» TO DO
Each of the following records is to be printed verbatim.

** RECORDS FOR THIS EXERCISE follows **

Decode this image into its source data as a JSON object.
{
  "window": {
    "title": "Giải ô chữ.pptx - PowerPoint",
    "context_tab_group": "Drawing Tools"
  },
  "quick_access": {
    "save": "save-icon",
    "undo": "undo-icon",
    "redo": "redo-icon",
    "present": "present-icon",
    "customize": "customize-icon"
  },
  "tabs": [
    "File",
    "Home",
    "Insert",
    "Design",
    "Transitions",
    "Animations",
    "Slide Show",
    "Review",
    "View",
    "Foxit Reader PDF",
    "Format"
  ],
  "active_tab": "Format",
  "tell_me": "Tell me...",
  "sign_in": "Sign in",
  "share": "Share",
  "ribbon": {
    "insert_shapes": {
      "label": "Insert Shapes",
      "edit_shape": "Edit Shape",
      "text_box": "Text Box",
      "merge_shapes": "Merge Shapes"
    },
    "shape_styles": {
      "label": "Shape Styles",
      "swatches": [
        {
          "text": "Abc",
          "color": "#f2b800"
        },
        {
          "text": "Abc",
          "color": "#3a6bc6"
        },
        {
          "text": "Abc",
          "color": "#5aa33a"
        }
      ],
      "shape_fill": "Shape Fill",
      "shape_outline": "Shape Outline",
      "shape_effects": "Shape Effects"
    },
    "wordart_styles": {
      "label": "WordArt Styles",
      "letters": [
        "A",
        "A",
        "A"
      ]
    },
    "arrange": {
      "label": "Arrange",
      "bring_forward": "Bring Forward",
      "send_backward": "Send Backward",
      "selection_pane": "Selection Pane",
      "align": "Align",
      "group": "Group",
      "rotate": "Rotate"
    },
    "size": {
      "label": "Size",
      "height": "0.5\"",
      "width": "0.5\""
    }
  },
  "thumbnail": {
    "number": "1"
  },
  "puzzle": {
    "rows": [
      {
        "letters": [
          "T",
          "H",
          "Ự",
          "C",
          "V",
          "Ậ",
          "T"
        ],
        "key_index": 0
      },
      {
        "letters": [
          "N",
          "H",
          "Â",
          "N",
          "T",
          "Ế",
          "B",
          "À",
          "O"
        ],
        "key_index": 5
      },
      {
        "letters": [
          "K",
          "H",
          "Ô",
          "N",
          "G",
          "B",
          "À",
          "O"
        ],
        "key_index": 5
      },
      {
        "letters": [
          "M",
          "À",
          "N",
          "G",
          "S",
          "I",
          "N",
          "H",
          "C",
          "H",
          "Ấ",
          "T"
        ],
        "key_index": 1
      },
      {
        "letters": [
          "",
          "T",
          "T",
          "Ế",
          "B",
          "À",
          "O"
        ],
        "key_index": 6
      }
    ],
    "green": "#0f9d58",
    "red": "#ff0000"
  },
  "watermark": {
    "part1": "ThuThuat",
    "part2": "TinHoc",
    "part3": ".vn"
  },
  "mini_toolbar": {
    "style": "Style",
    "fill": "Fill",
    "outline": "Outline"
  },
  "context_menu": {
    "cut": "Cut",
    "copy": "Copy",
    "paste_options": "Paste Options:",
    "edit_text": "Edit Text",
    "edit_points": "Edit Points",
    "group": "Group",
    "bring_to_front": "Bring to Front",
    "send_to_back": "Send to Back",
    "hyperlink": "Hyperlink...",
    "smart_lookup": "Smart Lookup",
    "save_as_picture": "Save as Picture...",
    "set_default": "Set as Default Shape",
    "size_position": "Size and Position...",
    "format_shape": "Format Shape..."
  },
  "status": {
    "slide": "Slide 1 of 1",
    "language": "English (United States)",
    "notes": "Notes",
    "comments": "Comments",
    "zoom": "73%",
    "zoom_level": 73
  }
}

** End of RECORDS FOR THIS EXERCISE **

» RESPONSE AREA
Decode this image into its source data as a JSON object.
{
  "window": {
    "title": "Giải ô chữ.pptx - PowerPoint",
    "context_tab_group": "Drawing Tools"
  },
  "quick_access": {
    "save": "save-icon",
    "undo": "undo-icon",
    "redo": "redo-icon",
    "present": "present-icon",
    "customize": "customize-icon"
  },
  "tabs": [
    "File",
    "Home",
    "Insert",
    "Design",
    "Transitions",
    "Animations",
    "Slide Show",
    "Review",
    "View",
    "Foxit Reader PDF",
    "Format"
  ],
  "active_tab": "Format",
  "tell_me": "Tell me...",
  "sign_in": "Sign in",
  "share": "Share",
  "ribbon": {
    "insert_shapes": {
      "label": "Insert Shapes",
      "edit_shape": "Edit Shape",
      "text_box": "Text Box",
      "merge_shapes": "Merge Shapes"
    },
    "shape_styles": {
      "label": "Shape Styles",
      "swatches": [
        {
          "text": "Abc",
          "color": "#f2b800"
        },
        {
          "text": "Abc",
          "color": "#3a6bc6"
        },
        {
          "text": "Abc",
          "color": "#5aa33a"
        }
      ],
      "shape_fill": "Shape Fill",
      "shape_outline": "Shape Outline",
      "shape_effects": "Shape Effects"
    },
    "wordart_styles": {
      "label": "WordArt Styles",
      "letters": [
        "A",
        "A",
        "A"
      ]
    },
    "arrange": {
      "label": "Arrange",
      "bring_forward": "Bring Forward",
      "send_backward": "Send Backward",
      "selection_pane": "Selection Pane",
      "align": "Align",
      "group": "Group",
      "rotate": "Rotate"
    },
    "size": {
      "label": "Size",
      "height": "0.5\"",
      "width": "0.5\""
    }
  },
  "thumbnail": {
    "number": "1"
  },
  "puzzle": {
    "rows": [
      {
        "letters": [
          "T",
          "H",
          "Ự",
          "C",
          "V",
          "Ậ",
          "T"
        ],
        "key_index": 0
      },
      {
        "letters": [
          "N",
          "H",
          "Â",
          "N",
          "T",
          "Ế",
          "B",
          "À",
          "O"
        ],
        "key_index": 5
      },
      {
        "letters": [
          "K",
          "H",
          "Ô",
          "N",
          "G",
          "B",
          "À",
          "O"
        ],
        "key_index": 5
      },
      {
        "letters": [
          "M",
          "À",
          "N",
          "G",
          "S",
          "I",
          "N",
          "H",
          "C",
          "H",
          "Ấ",
          "T"
        ],
        "key_index": 1
      },
      {
        "letters": [
          "",
          "T",
          "T",
          "Ế",
          "B",
          "À",
          "O"
        ],
        "key_index": 6
      }
    ],
    "green": "#0f9d58",
    "red": "#ff0000"
  },
  "watermark": {
    "part1": "ThuThuat",
    "part2": "TinHoc",
    "part3": ".vn"
  },
  "mini_toolbar": {
    "style": "Style",
    "fill": "Fill",
    "outline": "Outline"
  },
  "context_menu": {
    "cut": "Cut",
    "copy": "Copy",
    "paste_options": "Paste Options:",
    "edit_text": "Edit Text",
    "edit_points": "Edit Points",
    "group": "Group",
    "bring_to_front": "Bring to Front",
    "send_to_back": "Send to Back",
    "hyperlink": "Hyperlink...",
    "smart_lookup": "Smart Lookup",
    "save_as_picture": "Save as Picture...",
    "set_default": "Set as Default Shape",
    "size_position": "Size and Position...",
    "format_shape": "Format Shape..."
  },
  "status": {
    "slide": "Slide 1 of 1",
    "language": "English (United States)",
    "notes": "Notes",
    "comments": "Comments",
    "zoom": "73%",
    "zoom_level": 73
  }
}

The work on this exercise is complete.